NET is code name for Natural Environment Teaching.
Research has shown that children with Autism learn better in a natural learning environment because they are not typically motivated to learn new things.
At Trellis the NET is set up in areas mimicking typical playrooms and in thematic centers (e.g., Housekeeping/Dress up, Vehicles and Blocks, Art Room, Sensory Room, Gross Motor Room, Library, Game Room, etc.). Throughout the NET, toys are strategically placed in bins and/or on shelves, out of the learners’ reach to facilitate opportunities for communication. When children are motivated to get something, they will attempt to communicate their desire for that item. At that time, appropriate language is taught so the learners are more readily and easily able to communicate what they want the next time they want that item.
In the Trellis School, young learners at Trellis spend up to 90% of their day in the NET
Members of the autism community and staff of Trellis participated in LAMP training at the new Trellis Learning Center.
The Language Acquisition through Motor Planning (LAMP) is a therapeutic approach that teaches nonverbal or limited verbal learners a way to communicate – through a very specific methodology using a speech generating device. It is an approach that is well known and loved by Trellis therapists, instructors and families.

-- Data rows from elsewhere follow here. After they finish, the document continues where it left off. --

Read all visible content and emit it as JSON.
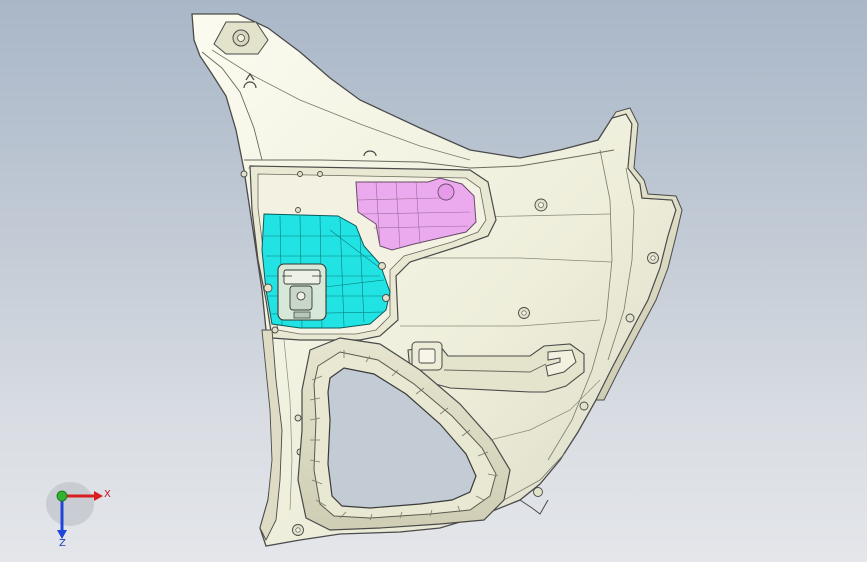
{
  "viewport": {
    "background_top": "#a9b7c8",
    "background_bottom": "#e4e6ea"
  },
  "model": {
    "panel_color": "#f1f0df",
    "edge_color": "#4a4a4a",
    "highlight_cyan": "#21e3e3",
    "highlight_pink": "#ecaaee"
  },
  "triad": {
    "x_label": "X",
    "z_label": "Z",
    "x_color": "#d81e1e",
    "y_color": "#2fb42f",
    "z_color": "#1e46d8"
  }
}
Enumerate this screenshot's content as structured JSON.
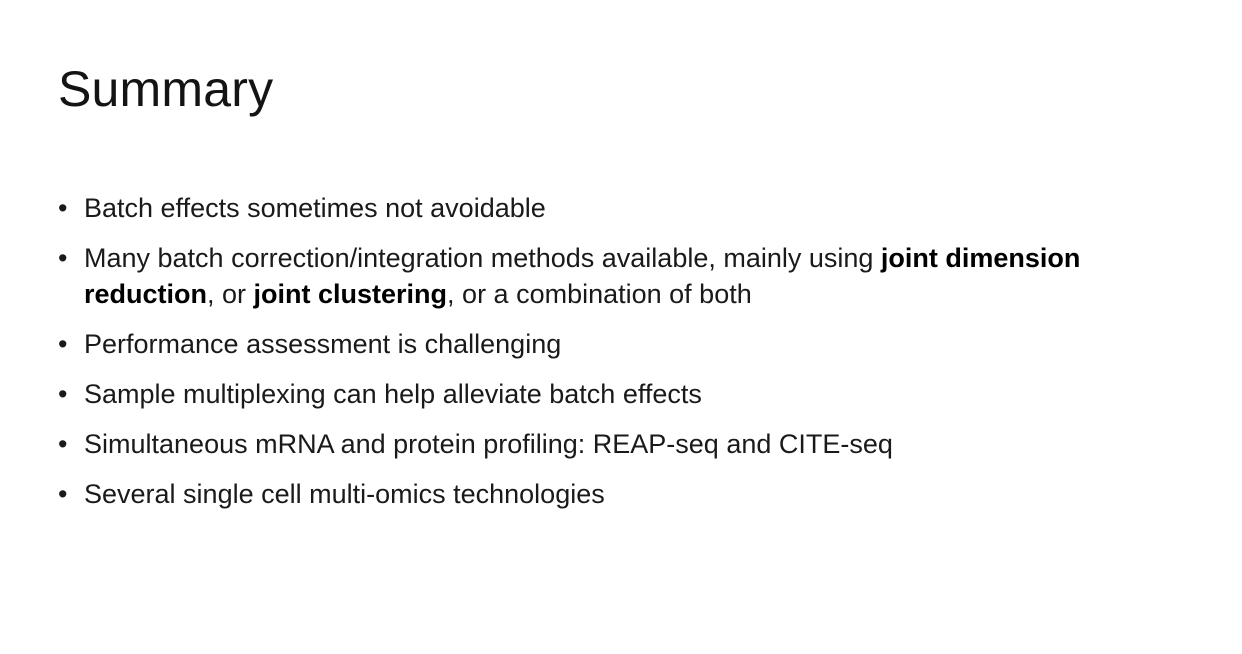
{
  "slide": {
    "title": "Summary",
    "bullet_symbol": "•",
    "bullets": [
      {
        "parts": [
          {
            "text": "Batch effects sometimes not avoidable"
          }
        ]
      },
      {
        "parts": [
          {
            "text": "Many batch correction/integration methods available, mainly using "
          },
          {
            "text": "joint dimension reduction",
            "bold": true
          },
          {
            "text": ", or "
          },
          {
            "text": "joint clustering",
            "bold": true
          },
          {
            "text": ", or a combination of both"
          }
        ]
      },
      {
        "parts": [
          {
            "text": "Performance assessment is challenging"
          }
        ]
      },
      {
        "parts": [
          {
            "text": "Sample multiplexing can help alleviate batch effects"
          }
        ]
      },
      {
        "parts": [
          {
            "text": "Simultaneous mRNA and protein profiling: REAP-seq and CITE-seq"
          }
        ]
      },
      {
        "parts": [
          {
            "text": "Several single cell multi-omics technologies"
          }
        ]
      }
    ]
  }
}
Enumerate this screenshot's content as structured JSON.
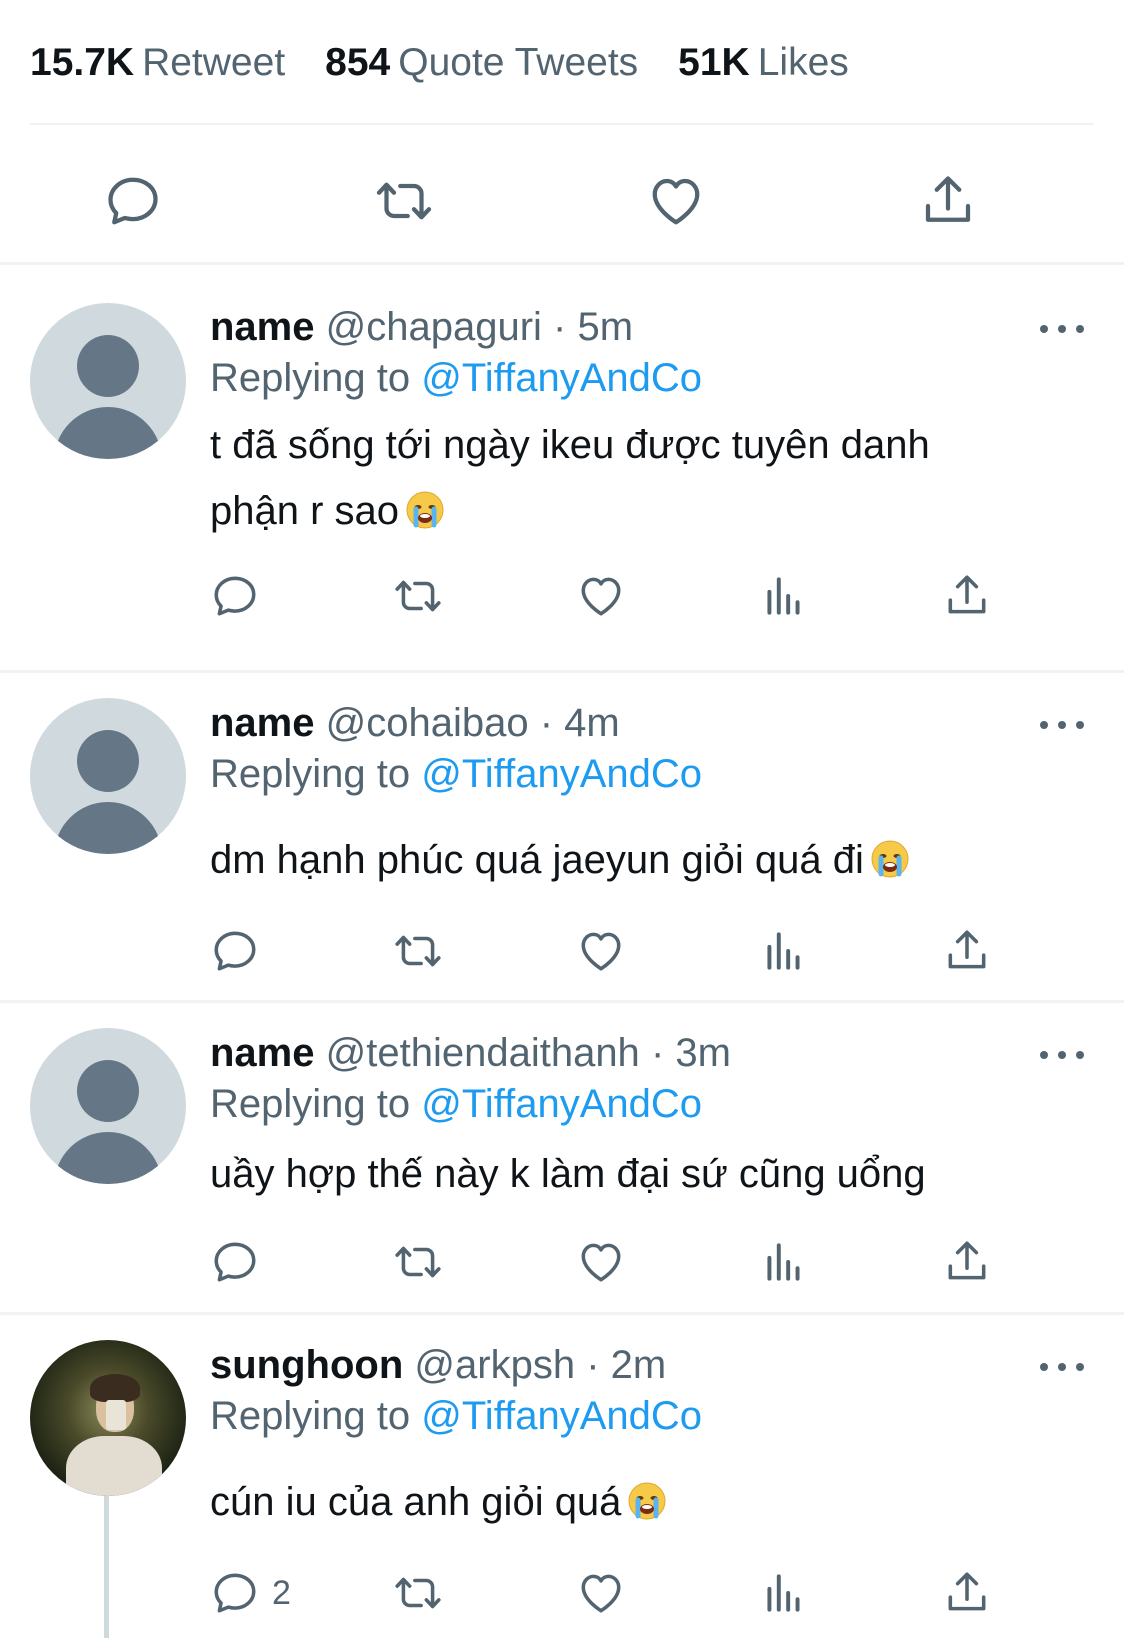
{
  "stats": [
    {
      "number": "15.7K",
      "label": "Retweet"
    },
    {
      "number": "854",
      "label": "Quote Tweets"
    },
    {
      "number": "51K",
      "label": "Likes"
    }
  ],
  "replies": [
    {
      "name": "name",
      "handle": "@chapaguri",
      "time": "· 5m",
      "replying_prefix": "Replying to",
      "replying_to": "@TiffanyAndCo",
      "text_line1": "t đã sống tới ngày ikeu được tuyên danh",
      "text_line2": "phận r sao",
      "has_emoji": true,
      "reply_count": ""
    },
    {
      "name": "name",
      "handle": "@cohaibao",
      "time": "· 4m",
      "replying_prefix": "Replying to",
      "replying_to": "@TiffanyAndCo",
      "text_line1": "dm hạnh phúc quá jaeyun giỏi quá đi",
      "has_emoji": true,
      "reply_count": ""
    },
    {
      "name": "name",
      "handle": "@tethiendaithanh",
      "time": "· 3m",
      "replying_prefix": "Replying to",
      "replying_to": "@TiffanyAndCo",
      "text_line1": "uầy hợp thế này k làm đại sứ cũng uổng",
      "has_emoji": false,
      "reply_count": ""
    },
    {
      "name": "sunghoon",
      "handle": "@arkpsh",
      "time": "· 2m",
      "replying_prefix": "Replying to",
      "replying_to": "@TiffanyAndCo",
      "text_line1": "cún iu của anh giỏi quá",
      "has_emoji": true,
      "reply_count": "2"
    }
  ],
  "icons": {
    "reply": "reply-icon",
    "retweet": "retweet-icon",
    "like": "heart-icon",
    "views": "views-icon",
    "share": "share-icon",
    "more": "more-icon",
    "emoji": "crying-face-emoji"
  },
  "colors": {
    "mention": "#1d9bf0",
    "secondary_text": "#536471",
    "divider": "#eff3f4",
    "avatar_placeholder": "#cfd9de"
  }
}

LAMP gives individuals who are nonverbal or have limited verbal abilities a method of independently and spontaneously communicate.
Trellis collaborated with The Center for AAC and Autism and the Prentke Romich Company on the program.
Twelve Trellis staff members and more than 50 people from the Baltimore community attended the training at the Trellis Learning Center in Sparks, Maryland.
Learn more about LAMP from the Center for AAC and Autism.
A new literature review from Vanderbilt finds more evidence backing behavioral intervention for kids with autism.
In research supported federal government’s Agency for Healthcare Research and Quality, researchers at Vanderbilt University reviewed 65 research studies on behavior interventions. They concluded that intensive early intervention based on the principles of applied behavior analysis “can significantly affect the development of some children with ASD.”
Read the Report